Welcome to our new contributor, Jeffrey Scholes. Jeff is finishing his PhD at Denver University, where he focuses on intersections of religion and American culture. He has written from the Journal of Religion and Popular Culture and other publications. Presently he also teaches in the Philosophy Department at my place, the University of Colorado at Colorado Springs. Welcome to Jeff!
Venial vs. Mortal in Evangelical Politics
The Evangelical leadership overwhelming applauded John McCain’s choice of Sarah Palin as his running mate wholesale. Yet as revelations emerge from the biography of this newly minted public figure, the effort to maintain an unqualified enthusiasm for the initial endorsement may get tricky.
More interesting is what statements from prominent Evangelical leaders say about the complex relationship between the tenets of Evangelicalism and politics.
Specifically (for now!) the news that Palin’s 17 year-old daughter, Bristol, is pregnant, will deliver the baby, and will marry the father has presented leaders such as James Dobson with a more complex situation than Sarah’s decision to give birth to her developmentally challenged baby. The latter situation is a hanging curve ball for pro-lifers: the refusal to abort a fetus with Down Syndrome is an example par excellence within the pro-life community. However the approval of Bristol’s decision to take her pregnancy to term is more of a split-finger fastball.

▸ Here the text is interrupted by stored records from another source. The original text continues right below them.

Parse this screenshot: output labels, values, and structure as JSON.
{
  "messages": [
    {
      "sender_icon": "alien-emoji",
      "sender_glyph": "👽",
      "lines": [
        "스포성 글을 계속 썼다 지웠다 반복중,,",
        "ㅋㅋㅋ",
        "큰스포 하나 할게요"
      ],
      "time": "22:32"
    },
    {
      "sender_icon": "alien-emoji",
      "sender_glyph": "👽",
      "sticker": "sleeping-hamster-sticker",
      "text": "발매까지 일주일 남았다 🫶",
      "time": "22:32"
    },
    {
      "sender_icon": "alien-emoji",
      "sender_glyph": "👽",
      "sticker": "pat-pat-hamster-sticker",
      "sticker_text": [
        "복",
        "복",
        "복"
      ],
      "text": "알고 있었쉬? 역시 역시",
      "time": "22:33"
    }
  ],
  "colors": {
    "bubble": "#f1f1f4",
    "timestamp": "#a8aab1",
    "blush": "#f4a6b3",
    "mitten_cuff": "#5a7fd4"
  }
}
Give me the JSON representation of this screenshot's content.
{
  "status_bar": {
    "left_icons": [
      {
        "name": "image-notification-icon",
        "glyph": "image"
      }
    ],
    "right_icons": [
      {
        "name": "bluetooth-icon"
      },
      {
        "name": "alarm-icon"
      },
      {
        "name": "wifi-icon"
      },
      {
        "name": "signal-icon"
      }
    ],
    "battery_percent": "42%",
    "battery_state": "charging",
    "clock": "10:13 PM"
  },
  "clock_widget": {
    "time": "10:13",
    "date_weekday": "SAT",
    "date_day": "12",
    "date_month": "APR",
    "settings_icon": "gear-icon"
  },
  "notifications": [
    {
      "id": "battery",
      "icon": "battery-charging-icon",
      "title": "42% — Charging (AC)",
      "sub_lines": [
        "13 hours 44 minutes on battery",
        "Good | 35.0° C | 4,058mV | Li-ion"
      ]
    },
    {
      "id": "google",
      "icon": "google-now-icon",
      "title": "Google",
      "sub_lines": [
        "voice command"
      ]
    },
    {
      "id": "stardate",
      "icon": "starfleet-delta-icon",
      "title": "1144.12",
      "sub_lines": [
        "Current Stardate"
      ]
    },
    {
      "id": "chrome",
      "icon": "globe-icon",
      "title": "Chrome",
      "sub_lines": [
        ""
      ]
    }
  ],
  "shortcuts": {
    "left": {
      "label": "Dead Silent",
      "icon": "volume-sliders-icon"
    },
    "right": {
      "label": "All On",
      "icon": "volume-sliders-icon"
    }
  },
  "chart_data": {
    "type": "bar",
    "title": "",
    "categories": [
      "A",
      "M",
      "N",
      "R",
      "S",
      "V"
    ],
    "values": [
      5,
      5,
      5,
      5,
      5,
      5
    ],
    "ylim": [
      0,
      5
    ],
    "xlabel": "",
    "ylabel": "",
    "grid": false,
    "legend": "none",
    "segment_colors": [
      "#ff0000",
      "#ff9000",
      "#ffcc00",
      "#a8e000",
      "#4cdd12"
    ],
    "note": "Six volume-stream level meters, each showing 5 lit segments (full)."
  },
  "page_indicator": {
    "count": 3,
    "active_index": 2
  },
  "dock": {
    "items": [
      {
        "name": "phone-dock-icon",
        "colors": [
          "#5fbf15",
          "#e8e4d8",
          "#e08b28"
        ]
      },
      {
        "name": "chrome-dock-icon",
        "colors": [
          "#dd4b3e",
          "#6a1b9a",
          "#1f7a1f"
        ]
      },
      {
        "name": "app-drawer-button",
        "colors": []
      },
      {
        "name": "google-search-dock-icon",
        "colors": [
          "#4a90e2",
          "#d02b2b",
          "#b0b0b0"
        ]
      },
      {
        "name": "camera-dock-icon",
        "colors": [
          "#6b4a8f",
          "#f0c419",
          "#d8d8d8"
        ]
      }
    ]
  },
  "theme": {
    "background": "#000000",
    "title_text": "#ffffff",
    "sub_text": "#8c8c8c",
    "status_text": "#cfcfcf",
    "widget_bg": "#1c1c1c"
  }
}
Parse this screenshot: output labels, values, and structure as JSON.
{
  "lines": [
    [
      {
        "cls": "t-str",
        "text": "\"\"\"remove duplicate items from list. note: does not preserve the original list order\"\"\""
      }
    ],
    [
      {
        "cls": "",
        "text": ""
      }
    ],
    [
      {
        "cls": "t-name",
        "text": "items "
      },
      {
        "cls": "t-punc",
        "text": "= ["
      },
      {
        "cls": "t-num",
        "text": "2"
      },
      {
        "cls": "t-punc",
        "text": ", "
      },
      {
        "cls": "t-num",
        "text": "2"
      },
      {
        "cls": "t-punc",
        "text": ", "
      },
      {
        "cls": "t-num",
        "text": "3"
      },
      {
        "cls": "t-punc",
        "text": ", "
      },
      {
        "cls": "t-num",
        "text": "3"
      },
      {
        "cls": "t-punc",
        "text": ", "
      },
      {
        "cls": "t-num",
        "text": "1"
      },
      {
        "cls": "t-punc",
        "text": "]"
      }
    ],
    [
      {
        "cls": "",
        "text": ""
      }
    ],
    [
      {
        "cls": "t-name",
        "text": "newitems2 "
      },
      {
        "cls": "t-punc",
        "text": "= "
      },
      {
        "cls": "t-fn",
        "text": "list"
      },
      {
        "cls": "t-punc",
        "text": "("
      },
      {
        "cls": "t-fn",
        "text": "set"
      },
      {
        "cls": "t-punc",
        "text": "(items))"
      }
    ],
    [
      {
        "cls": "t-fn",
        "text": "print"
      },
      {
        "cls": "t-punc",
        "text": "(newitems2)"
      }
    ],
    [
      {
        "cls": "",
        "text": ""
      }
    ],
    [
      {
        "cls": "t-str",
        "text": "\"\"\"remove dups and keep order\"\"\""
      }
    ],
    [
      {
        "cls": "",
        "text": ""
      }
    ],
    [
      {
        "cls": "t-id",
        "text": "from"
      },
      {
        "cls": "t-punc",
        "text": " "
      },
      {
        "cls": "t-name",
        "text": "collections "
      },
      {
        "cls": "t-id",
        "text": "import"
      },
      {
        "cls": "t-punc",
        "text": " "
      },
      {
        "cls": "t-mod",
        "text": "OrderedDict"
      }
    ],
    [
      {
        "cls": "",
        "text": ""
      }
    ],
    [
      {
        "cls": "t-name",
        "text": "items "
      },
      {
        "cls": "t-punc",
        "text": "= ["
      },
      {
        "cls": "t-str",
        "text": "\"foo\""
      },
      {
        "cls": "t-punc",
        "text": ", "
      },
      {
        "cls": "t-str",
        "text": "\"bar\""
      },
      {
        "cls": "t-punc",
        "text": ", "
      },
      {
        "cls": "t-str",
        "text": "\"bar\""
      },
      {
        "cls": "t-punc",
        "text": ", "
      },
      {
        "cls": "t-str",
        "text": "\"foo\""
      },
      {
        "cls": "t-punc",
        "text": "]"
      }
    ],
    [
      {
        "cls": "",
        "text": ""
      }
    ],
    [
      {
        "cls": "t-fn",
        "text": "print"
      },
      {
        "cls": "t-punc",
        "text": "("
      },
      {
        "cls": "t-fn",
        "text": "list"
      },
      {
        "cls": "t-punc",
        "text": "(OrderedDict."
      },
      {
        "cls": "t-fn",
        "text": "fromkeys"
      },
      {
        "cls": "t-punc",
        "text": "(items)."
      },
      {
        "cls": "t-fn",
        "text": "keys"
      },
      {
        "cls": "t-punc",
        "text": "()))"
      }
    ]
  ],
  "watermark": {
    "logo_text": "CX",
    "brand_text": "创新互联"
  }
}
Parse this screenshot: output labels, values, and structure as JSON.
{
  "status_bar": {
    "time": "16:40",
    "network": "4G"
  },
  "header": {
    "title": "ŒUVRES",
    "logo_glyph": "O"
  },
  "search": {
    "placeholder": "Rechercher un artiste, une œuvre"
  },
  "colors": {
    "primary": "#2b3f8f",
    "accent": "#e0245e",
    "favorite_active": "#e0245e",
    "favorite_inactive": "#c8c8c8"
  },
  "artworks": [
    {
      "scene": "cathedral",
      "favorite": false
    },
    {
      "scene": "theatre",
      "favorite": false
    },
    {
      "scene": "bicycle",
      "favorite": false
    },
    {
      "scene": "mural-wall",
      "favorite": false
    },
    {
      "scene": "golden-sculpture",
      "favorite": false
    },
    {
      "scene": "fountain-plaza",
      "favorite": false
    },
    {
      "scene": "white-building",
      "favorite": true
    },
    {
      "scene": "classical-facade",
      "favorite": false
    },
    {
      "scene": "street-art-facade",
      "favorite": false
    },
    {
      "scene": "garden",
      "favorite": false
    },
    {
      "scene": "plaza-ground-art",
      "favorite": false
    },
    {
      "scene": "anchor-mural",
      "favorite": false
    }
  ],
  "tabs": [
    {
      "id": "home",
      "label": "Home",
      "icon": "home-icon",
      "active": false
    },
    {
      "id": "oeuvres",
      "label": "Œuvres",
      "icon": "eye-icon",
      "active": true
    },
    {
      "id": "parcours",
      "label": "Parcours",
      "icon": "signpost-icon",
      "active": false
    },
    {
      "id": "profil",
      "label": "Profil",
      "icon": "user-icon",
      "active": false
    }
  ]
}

Without missing a beat, Dobson cast the issue in terms of sin. “Being a Christian does not mean you're perfect. Nor does it mean your children are perfect. But it does mean there is forgiveness and restoration when we confess our imperfections to the Lord.” Bristol’s decision to have sex out of wedlock is the forgivable offense; a decision to abort the fetus is not. A hierarchy of sins is not a new way of casting judgments for Evangelicals or Christians in general. The tricky part, though, is balancing public statements that have political cache with the tenets of the Evangelical faith. Because abortion is and has been the most non-negotiable political (and perhaps moral) issue for most Evangelicals, being on the right side of it will always run cover for more negotiable factors that led to the situation. It is on this distinction that really separates the political sides on the issue of abortion.
More to the point, Dobson’s comments underscore the tendency for Evangelical leaders who are inclined to involve themselves politically to offer generalized statements about “the family,” while specifics that go on in all families are submerged. (See Dick Cheney’s awkward handling of his daughter lesbianism.)
I ask myself, “at what point would the Evangelical hammer come down?” Does Sarah Palin’s decision to give birth to Trig cover over a multitude of sins such as the alleged abuse of power she wielded in the firing of a government employee? Does it cover over the implication that she has a daughter who clearly went against the family’s morals and had unprotected sex out of wedlock as a minor? And finally, does the fact that Sarah Palin may become the second most powerful person in the country quickly force Dobson and Richard Land to erect a special filter for their judgments? Perhaps like sins, all people aren’t created equal as well.